Extract all data as written.
#### Data shown ####
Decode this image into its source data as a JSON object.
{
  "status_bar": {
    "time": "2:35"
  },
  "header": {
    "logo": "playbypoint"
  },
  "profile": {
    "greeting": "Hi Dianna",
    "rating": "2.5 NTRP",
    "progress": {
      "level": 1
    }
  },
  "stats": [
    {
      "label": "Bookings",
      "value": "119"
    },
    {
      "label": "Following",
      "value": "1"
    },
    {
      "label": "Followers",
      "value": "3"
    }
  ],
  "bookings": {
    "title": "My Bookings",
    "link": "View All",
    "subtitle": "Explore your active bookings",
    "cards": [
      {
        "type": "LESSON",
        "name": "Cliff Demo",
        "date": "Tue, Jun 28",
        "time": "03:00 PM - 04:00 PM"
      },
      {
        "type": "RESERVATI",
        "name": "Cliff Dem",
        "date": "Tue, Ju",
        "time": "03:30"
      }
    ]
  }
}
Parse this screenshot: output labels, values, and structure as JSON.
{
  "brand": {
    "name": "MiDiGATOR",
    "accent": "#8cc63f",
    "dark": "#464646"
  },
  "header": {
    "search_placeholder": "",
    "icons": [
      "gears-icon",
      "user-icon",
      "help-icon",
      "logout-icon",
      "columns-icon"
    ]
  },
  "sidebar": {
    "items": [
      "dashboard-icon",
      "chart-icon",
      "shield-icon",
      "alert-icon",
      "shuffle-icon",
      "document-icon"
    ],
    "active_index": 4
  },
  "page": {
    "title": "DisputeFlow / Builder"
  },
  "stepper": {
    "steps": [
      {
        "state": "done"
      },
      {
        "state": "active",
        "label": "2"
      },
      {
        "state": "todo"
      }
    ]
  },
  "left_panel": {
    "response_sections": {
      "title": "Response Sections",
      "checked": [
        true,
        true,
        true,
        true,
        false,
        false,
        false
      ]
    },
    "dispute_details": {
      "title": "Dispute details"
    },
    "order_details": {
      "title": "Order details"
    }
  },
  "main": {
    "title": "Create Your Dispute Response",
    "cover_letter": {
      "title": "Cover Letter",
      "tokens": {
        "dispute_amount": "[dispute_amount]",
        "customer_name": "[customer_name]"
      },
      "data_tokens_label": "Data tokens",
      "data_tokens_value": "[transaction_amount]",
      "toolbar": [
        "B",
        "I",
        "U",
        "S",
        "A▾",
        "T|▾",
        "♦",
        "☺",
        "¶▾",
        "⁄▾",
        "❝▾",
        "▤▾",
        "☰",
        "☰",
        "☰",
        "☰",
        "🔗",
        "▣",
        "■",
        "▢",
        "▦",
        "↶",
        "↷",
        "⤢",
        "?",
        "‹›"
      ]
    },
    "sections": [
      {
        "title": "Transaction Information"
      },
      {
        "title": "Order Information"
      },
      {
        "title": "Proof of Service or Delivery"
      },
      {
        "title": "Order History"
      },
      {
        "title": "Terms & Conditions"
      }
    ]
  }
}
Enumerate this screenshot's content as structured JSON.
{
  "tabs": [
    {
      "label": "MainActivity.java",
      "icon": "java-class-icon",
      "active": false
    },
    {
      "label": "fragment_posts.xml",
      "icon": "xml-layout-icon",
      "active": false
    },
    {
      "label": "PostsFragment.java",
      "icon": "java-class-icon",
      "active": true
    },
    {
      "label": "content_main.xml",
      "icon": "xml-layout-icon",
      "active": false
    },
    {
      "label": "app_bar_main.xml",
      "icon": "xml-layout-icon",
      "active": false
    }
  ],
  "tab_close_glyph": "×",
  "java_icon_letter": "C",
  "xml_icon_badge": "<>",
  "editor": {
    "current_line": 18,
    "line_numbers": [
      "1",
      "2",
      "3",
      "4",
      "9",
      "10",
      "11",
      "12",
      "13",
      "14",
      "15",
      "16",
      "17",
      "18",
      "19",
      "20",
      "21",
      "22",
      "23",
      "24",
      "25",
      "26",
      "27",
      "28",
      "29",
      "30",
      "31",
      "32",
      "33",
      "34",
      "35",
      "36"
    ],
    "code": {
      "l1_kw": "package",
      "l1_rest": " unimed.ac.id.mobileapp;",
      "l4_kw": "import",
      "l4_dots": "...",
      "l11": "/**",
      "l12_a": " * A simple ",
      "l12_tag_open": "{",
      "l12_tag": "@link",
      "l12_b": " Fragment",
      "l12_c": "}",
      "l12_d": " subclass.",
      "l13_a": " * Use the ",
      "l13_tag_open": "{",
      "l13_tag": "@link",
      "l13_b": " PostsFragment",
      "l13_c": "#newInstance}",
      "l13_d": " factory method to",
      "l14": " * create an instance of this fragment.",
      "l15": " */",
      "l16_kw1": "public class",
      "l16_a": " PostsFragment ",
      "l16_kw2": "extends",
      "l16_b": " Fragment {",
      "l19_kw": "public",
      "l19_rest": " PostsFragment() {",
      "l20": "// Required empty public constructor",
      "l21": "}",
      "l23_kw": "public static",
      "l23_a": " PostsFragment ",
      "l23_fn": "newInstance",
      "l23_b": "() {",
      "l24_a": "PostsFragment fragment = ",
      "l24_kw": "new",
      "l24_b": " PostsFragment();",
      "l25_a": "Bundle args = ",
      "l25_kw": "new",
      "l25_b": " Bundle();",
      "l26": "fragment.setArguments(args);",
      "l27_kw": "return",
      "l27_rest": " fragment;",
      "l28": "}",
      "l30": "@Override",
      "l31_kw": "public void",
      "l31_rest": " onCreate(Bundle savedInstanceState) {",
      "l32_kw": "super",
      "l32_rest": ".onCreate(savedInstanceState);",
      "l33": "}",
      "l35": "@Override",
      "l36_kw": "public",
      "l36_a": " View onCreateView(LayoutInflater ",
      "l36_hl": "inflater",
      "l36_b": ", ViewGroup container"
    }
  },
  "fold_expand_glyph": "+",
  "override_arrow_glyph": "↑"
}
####
» Solution:
Decode this image into its source data as a JSON object.
{
  "status_bar": {
    "time": "2:35"
  },
  "header": {
    "logo": "playbypoint"
  },
  "profile": {
    "greeting": "Hi Dianna",
    "rating": "2.5 NTRP",
    "progress": {
      "level": 1
    }
  },
  "stats": [
    {
      "label": "Bookings",
      "value": "119"
    },
    {
      "label": "Following",
      "value": "1"
    },
    {
      "label": "Followers",
      "value": "3"
    }
  ],
  "bookings": {
    "title": "My Bookings",
    "link": "View All",
    "subtitle": "Explore your active bookings",
    "cards": [
      {
        "type": "LESSON",
        "name": "Cliff Demo",
        "date": "Tue, Jun 28",
        "time": "03:00 PM - 04:00 PM"
      },
      {
        "type": "RESERVATI",
        "name": "Cliff Dem",
        "date": "Tue, Ju",
        "time": "03:30"
      }
    ]
  }
}
Parse this screenshot: output labels, values, and structure as JSON.
{
  "brand": {
    "name": "MiDiGATOR",
    "accent": "#8cc63f",
    "dark": "#464646"
  },
  "header": {
    "search_placeholder": "",
    "icons": [
      "gears-icon",
      "user-icon",
      "help-icon",
      "logout-icon",
      "columns-icon"
    ]
  },
  "sidebar": {
    "items": [
      "dashboard-icon",
      "chart-icon",
      "shield-icon",
      "alert-icon",
      "shuffle-icon",
      "document-icon"
    ],
    "active_index": 4
  },
  "page": {
    "title": "DisputeFlow / Builder"
  },
  "stepper": {
    "steps": [
      {
        "state": "done"
      },
      {
        "state": "active",
        "label": "2"
      },
      {
        "state": "todo"
      }
    ]
  },
  "left_panel": {
    "response_sections": {
      "title": "Response Sections",
      "checked": [
        true,
        true,
        true,
        true,
        false,
        false,
        false
      ]
    },
    "dispute_details": {
      "title": "Dispute details"
    },
    "order_details": {
      "title": "Order details"
    }
  },
  "main": {
    "title": "Create Your Dispute Response",
    "cover_letter": {
      "title": "Cover Letter",
      "tokens": {
        "dispute_amount": "[dispute_amount]",
        "customer_name": "[customer_name]"
      },
      "data_tokens_label": "Data tokens",
      "data_tokens_value": "[transaction_amount]",
      "toolbar": [
        "B",
        "I",
        "U",
        "S",
        "A▾",
        "T|▾",
        "♦",
        "☺",
        "¶▾",
        "⁄▾",
        "❝▾",
        "▤▾",
        "☰",
        "☰",
        "☰",
        "☰",
        "🔗",
        "▣",
        "■",
        "▢",
        "▦",
        "↶",
        "↷",
        "⤢",
        "?",
        "‹›"
      ]
    },
    "sections": [
      {
        "title": "Transaction Information"
      },
      {
        "title": "Order Information"
      },
      {
        "title": "Proof of Service or Delivery"
      },
      {
        "title": "Order History"
      },
      {
        "title": "Terms & Conditions"
      }
    ]
  }
}
Enumerate this screenshot's content as structured JSON.
{
  "tabs": [
    {
      "label": "MainActivity.java",
      "icon": "java-class-icon",
      "active": false
    },
    {
      "label": "fragment_posts.xml",
      "icon": "xml-layout-icon",
      "active": false
    },
    {
      "label": "PostsFragment.java",
      "icon": "java-class-icon",
      "active": true
    },
    {
      "label": "content_main.xml",
      "icon": "xml-layout-icon",
      "active": false
    },
    {
      "label": "app_bar_main.xml",
      "icon": "xml-layout-icon",
      "active": false
    }
  ],
  "tab_close_glyph": "×",
  "java_icon_letter": "C",
  "xml_icon_badge": "<>",
  "editor": {
    "current_line": 18,
    "line_numbers": [
      "1",
      "2",
      "3",
      "4",
      "9",
      "10",
      "11",
      "12",
      "13",
      "14",
      "15",
      "16",
      "17",
      "18",
      "19",
      "20",
      "21",
      "22",
      "23",
      "24",
      "25",
      "26",
      "27",
      "28",
      "29",
      "30",
      "31",
      "32",
      "33",
      "34",
      "35",
      "36"
    ],
    "code": {
      "l1_kw": "package",
      "l1_rest": " unimed.ac.id.mobileapp;",
      "l4_kw": "import",
      "l4_dots": "...",
      "l11": "/**",
      "l12_a": " * A simple ",
      "l12_tag_open": "{",
      "l12_tag": "@link",
      "l12_b": " Fragment",
      "l12_c": "}",
      "l12_d": " subclass.",
      "l13_a": " * Use the ",
      "l13_tag_open": "{",
      "l13_tag": "@link",
      "l13_b": " PostsFragment",
      "l13_c": "#newInstance}",
      "l13_d": " factory method to",
      "l14": " * create an instance of this fragment.",
      "l15": " */",
      "l16_kw1": "public class",
      "l16_a": " PostsFragment ",
      "l16_kw2": "extends",
      "l16_b": " Fragment {",
      "l19_kw": "public",
      "l19_rest": " PostsFragment() {",
      "l20": "// Required empty public constructor",
      "l21": "}",
      "l23_kw": "public static",
      "l23_a": " PostsFragment ",
      "l23_fn": "newInstance",
      "l23_b": "() {",
      "l24_a": "PostsFragment fragment = ",
      "l24_kw": "new",
      "l24_b": " PostsFragment();",
      "l25_a": "Bundle args = ",
      "l25_kw": "new",
      "l25_b": " Bundle();",
      "l26": "fragment.setArguments(args);",
      "l27_kw": "return",
      "l27_rest": " fragment;",
      "l28": "}",
      "l30": "@Override",
      "l31_kw": "public void",
      "l31_rest": " onCreate(Bundle savedInstanceState) {",
      "l32_kw": "super",
      "l32_rest": ".onCreate(savedInstanceState);",
      "l33": "}",
      "l35": "@Override",
      "l36_kw": "public",
      "l36_a": " View onCreateView(LayoutInflater ",
      "l36_hl": "inflater",
      "l36_b": ", ViewGroup container"
    }
  },
  "fold_expand_glyph": "+",
  "override_arrow_glyph": "↑"
}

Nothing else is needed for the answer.